Earlier I tried "dziecko je chleb" as 'Child is eating bread' which was reported wrong, the correction being that an indefinite or definite article should be there (A child ... or The child ...).
So regarding this sentence "kobiety jedzą chleb" I tried what I expected to be wrong 'Women are eating bread' but that is reportely right, which surprised me as it seems inconsistent with the earlier sentence. Maybe because the latter is plural?
Sorry, I'm an absolute beginner in Polish :)
In your examples, you would need an article (either definite or indefinite) with child. Similarly, you couldn't say "I see child". The only exception to this rule is if the noun is uncountable(in which case it can't take an indefinite article), so you can say "Milk tastes good" or "The milk tastes good", but not "A milk tastes good."
For the plural, there is no indefinite plural article (like French des), so an article is not needed. That's why it is correct to say "Women eat...", but not "Woman eats".

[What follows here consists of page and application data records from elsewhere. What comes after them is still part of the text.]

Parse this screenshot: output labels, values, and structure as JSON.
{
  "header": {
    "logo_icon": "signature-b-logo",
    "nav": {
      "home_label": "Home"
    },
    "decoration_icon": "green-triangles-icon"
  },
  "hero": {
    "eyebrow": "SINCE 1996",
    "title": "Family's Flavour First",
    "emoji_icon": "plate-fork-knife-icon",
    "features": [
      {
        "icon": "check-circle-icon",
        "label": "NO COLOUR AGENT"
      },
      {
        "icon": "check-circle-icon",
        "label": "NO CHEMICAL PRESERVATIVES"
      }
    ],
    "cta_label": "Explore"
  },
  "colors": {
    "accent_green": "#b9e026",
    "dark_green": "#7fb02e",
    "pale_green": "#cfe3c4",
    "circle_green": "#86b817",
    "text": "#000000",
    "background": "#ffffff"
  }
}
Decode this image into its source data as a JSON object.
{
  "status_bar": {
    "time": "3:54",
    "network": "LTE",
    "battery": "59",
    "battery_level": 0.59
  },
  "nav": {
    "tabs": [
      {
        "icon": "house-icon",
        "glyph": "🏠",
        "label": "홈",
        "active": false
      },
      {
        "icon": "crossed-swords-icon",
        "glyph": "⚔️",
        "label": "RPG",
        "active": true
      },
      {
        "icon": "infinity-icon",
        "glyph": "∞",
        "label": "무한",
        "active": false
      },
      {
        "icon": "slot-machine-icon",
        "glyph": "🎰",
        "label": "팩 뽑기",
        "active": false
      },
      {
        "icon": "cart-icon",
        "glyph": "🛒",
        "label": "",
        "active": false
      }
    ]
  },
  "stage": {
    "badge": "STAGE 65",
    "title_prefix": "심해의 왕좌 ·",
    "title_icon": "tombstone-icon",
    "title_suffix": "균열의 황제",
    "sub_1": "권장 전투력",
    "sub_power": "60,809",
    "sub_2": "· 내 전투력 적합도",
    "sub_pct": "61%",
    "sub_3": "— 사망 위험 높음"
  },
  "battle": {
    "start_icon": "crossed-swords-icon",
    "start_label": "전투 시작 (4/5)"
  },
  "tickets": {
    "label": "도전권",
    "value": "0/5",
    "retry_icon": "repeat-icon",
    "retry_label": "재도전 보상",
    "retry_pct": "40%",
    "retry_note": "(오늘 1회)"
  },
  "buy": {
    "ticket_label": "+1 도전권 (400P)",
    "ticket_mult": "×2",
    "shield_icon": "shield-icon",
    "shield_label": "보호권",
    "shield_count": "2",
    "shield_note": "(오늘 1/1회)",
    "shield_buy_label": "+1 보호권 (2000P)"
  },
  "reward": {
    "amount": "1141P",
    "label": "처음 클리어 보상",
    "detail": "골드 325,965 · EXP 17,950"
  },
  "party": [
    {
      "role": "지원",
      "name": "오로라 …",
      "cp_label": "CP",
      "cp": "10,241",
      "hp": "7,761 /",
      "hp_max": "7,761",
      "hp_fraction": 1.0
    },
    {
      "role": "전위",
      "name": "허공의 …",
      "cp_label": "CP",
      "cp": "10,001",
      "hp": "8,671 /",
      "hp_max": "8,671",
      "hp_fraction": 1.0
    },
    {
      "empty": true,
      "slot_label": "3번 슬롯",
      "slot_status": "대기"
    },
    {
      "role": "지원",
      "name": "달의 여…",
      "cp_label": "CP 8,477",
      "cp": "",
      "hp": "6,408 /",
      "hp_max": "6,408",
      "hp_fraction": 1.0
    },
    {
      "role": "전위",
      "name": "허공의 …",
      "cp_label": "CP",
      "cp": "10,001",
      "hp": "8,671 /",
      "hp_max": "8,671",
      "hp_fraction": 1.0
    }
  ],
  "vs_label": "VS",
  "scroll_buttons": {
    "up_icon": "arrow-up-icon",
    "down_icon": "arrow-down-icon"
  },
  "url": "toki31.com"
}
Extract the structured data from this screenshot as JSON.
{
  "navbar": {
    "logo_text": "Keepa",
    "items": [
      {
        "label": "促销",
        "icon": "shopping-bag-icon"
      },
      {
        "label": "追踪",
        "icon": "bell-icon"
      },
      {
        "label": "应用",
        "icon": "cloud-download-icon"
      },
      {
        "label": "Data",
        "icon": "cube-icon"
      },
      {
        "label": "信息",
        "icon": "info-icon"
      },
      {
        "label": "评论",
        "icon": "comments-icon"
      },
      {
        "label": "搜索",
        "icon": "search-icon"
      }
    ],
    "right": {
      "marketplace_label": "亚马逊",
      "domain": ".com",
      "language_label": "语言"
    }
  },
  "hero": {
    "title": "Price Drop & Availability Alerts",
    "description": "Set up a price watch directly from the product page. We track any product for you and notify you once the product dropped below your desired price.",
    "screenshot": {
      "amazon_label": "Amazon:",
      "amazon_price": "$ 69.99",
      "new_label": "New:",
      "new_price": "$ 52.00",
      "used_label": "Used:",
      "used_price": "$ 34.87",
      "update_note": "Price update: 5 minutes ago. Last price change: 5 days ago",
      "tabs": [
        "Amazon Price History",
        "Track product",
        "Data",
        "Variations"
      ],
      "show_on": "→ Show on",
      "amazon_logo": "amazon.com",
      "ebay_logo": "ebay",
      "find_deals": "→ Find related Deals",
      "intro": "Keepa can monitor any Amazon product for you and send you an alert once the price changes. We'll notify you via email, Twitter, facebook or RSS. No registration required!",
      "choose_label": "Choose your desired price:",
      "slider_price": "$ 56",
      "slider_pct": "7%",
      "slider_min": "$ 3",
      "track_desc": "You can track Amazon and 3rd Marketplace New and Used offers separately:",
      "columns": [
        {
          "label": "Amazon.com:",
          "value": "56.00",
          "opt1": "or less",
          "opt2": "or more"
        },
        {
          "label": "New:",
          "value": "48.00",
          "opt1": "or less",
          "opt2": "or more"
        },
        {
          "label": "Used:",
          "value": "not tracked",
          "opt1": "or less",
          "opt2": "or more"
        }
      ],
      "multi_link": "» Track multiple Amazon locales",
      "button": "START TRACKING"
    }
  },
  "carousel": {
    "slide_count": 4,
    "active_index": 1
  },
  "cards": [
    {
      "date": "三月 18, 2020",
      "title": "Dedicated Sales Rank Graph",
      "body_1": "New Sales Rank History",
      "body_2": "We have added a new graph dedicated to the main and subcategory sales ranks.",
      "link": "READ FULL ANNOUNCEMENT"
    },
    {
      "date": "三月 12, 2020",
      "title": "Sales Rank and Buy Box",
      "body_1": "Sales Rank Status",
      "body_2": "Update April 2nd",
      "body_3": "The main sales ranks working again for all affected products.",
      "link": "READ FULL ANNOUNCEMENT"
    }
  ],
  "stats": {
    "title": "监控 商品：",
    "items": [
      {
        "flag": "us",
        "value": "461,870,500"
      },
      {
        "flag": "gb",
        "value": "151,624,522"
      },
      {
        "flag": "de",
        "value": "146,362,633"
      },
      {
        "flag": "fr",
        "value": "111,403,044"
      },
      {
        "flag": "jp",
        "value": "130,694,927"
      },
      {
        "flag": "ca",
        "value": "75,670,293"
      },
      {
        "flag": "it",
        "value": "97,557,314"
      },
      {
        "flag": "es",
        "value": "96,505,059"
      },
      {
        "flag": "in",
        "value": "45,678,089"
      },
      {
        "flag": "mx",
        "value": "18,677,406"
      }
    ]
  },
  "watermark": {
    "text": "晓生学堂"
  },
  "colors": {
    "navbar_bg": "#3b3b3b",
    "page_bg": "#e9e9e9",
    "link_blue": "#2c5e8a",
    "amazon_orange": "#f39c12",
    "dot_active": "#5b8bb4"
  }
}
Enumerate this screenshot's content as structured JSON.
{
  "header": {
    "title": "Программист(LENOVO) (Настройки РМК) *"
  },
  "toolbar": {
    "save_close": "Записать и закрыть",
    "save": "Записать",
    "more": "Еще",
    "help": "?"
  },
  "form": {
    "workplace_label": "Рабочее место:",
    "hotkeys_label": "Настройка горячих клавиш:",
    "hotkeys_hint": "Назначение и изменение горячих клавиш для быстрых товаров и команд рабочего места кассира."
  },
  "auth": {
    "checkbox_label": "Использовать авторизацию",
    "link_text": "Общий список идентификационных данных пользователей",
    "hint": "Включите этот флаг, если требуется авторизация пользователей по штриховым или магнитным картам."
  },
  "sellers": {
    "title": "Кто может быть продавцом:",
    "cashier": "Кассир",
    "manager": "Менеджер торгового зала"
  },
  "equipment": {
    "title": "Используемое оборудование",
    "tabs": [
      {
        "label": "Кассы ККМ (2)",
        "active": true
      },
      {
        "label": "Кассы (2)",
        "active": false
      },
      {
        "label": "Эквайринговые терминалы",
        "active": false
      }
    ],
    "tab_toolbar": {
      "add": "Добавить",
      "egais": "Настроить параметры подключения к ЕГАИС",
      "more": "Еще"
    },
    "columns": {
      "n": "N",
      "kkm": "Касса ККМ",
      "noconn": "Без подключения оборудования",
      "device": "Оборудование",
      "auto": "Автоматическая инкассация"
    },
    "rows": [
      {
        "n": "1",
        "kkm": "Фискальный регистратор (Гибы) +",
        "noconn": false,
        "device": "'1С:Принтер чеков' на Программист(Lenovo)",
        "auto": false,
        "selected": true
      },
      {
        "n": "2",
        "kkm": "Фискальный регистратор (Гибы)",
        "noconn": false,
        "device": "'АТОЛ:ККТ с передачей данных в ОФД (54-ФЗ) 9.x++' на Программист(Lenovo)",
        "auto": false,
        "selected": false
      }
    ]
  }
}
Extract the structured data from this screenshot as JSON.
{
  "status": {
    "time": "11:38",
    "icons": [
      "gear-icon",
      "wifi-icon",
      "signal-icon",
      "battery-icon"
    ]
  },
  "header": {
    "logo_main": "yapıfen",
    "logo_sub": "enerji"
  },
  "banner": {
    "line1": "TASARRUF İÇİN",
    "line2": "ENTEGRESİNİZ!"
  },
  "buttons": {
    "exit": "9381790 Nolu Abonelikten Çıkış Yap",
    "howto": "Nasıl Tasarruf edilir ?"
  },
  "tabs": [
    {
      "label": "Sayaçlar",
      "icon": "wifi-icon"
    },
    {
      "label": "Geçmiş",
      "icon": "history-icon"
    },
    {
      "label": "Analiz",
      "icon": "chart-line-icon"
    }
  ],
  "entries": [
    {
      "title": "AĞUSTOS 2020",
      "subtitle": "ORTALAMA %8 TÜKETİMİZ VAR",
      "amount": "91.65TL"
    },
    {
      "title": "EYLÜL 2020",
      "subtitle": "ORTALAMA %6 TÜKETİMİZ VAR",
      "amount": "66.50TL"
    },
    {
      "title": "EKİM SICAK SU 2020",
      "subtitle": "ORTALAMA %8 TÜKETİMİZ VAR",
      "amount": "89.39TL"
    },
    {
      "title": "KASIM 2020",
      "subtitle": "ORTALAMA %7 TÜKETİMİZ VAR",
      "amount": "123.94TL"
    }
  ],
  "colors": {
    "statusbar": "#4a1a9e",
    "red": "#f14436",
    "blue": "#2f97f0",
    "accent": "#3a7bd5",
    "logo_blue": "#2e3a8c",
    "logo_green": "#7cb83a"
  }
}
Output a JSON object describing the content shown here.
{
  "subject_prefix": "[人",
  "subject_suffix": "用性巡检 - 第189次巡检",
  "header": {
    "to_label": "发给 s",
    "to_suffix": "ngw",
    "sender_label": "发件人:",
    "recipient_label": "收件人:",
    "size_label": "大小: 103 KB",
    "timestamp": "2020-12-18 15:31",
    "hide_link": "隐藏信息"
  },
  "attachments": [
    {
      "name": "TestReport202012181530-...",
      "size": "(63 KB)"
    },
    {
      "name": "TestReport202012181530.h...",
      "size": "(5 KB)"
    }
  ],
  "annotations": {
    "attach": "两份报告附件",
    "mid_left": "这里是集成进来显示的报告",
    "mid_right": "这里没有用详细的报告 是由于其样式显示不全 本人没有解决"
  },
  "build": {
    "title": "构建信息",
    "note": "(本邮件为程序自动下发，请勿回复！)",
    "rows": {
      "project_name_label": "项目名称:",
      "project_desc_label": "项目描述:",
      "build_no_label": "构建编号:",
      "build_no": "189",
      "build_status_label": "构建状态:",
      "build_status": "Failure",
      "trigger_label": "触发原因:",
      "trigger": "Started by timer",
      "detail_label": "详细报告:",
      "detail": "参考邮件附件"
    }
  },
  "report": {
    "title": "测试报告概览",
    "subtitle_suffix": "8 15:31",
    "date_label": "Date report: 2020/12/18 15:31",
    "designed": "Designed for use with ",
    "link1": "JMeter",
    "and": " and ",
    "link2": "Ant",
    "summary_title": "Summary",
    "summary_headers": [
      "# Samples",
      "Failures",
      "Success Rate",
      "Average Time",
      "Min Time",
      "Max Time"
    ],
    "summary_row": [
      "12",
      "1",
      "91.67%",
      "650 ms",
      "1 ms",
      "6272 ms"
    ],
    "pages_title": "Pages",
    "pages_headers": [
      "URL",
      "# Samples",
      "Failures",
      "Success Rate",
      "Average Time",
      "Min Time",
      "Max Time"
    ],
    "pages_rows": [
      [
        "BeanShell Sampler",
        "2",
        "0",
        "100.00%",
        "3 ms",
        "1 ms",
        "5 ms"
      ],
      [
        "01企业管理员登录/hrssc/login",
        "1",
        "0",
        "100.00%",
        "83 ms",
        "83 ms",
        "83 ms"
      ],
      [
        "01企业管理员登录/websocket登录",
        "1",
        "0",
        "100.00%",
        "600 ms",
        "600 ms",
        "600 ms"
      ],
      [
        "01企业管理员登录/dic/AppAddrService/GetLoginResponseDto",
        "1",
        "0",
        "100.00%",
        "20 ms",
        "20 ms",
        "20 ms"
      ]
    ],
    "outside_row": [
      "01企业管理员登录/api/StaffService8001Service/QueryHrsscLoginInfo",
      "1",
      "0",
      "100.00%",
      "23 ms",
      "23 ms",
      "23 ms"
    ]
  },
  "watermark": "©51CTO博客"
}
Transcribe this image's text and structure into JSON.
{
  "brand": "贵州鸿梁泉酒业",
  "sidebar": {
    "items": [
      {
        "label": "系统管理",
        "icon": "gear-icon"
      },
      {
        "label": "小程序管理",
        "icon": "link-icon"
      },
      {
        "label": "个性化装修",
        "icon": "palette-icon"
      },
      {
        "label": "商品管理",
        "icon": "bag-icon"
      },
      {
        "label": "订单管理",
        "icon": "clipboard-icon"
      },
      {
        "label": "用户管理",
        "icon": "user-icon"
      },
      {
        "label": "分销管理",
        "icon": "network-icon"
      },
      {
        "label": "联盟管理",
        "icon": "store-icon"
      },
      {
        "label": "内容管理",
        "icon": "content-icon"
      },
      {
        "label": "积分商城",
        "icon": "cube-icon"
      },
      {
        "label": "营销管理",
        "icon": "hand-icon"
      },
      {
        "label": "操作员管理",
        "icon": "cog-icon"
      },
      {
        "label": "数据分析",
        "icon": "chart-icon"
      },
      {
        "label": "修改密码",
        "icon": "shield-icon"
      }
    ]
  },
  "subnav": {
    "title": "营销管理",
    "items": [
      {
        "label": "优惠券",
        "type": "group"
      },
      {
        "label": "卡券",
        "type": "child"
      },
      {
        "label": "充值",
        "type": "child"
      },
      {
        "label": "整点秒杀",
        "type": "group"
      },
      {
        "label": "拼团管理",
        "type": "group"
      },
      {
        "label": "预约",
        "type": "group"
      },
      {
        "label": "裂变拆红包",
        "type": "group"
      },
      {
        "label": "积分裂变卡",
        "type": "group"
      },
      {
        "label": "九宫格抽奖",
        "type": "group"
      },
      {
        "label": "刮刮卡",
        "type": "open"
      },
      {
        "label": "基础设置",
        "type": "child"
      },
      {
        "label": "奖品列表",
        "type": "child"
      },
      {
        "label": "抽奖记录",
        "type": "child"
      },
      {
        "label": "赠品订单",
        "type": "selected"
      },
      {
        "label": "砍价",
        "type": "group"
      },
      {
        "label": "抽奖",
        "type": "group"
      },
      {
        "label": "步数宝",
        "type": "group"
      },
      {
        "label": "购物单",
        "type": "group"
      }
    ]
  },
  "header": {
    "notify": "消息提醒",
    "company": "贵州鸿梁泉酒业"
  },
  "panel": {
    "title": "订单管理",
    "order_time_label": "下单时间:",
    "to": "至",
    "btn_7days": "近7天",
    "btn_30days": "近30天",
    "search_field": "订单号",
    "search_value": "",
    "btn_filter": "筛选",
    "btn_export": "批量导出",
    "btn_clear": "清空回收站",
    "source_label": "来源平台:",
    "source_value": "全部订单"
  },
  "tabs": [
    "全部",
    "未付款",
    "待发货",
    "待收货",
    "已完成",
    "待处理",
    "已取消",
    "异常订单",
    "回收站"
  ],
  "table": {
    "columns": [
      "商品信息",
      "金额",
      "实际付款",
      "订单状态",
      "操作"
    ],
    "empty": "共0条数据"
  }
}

My answer was: "The women eats bread" and it showed that it is wrong.. when I saw your comment I did not understand actually Why it is not correct to say " woman eats" can you please explain it in a simpler way?
In English you can have countable and uncountable nouns. "Woman" is countable, since you can have "one woman", "two women", "three women", etc. (Nouns that are uncountable are often measured in volume, such as milk or water; you can't normally say "one milk" or "two milks" unless you mean "one cup/glass/litre of milk.")
If you have a countable noun in the singular, it needs an article. The article can be definite ("the") or indefinite ("a/an") depending on the context, but there has to be one there. In the plural an article in not always required, since English does not have a plural, indefinite article.
If you actually typed "The women eats bread," then the mistake was in subject-verb agreement; "women" is plural but "eats" is singular.
"Woman eats" would be correct, but not here. "Women eats" will not be correct in any situation as it mixes plural women and 3rd person singular 'eats'.
In the Polish sentence there are women, plural, so "women eat".
Ok, but I wrote "The woman eats bread" for this expression "Kobiety jedzą chleb." and continued wrong and in the app show us Kobiety = women, woman and woman's... I'm sorry but why it's wrong? The app just showed this correct answer "You used the wrong word. The women eat bread." .
"kobiety" generally means "women" (plural) in Nominative (the subject of the sentence) and Accusative (the direct object).
It may also be the Genitive singular form of "kobieta", "a woman". But this sentence uses Nominative, so it doesn't suite the sentence. Only the plural "women" makes sense here.
Actually, the indefinite article is possible with "milk." "A milk that has no lactose in it, is soy milk."
That's a good point, but in that example "milk" becomes a countable noun by specifying a type of milk.
It sounds like it was marked incorrect because your English was incorrect. In English you can't say "Child is eating bread" but you can say "Women are eating bread".
That's what I was thinking "Andri"!!! But some good comments from people!! You can also say in English "child is eating bread and woman is eating bread!! "Hippo".
So for this sentence, is women are eating bread the same as "the women are eating bread"? Or would I be wrong if I put "the"?
Since Polish doesn't have any articles ("the", "a", "an") both translations should usually be acceptable. It could also be "The women are eating the bread."
What would the statement 'women eat bread' translate into? Im fluent in polish conversationally but sitting down and translating stuff is a different story.
It will be “kobiety jedzą chleb”, there is no difference in Polish between “eat” and “are eating“.
Since Polish lacks a continuous present tense, why is this incorrect?
We don't know what "this" is, but the answer that I see is "The women are eating bread.", so it's Continous.
Yes, so why not also accept "the women eat bread?"
It is accepted, the program should have marked it as correct. There are bugs sometimes though.
If I've heard correctly, the word "jedzą" is (almost) pronounced as "yed-zone" here, whereas "dz" always seems to make an English "j" sound, so am I missing something here?
"dz" is rather the last sound of "woods".
It's "dż" that sounds like English "j".
I put "The woman eats bread" but it said the right answer was "The woman eat breas", but in engliah you would say eats, not eat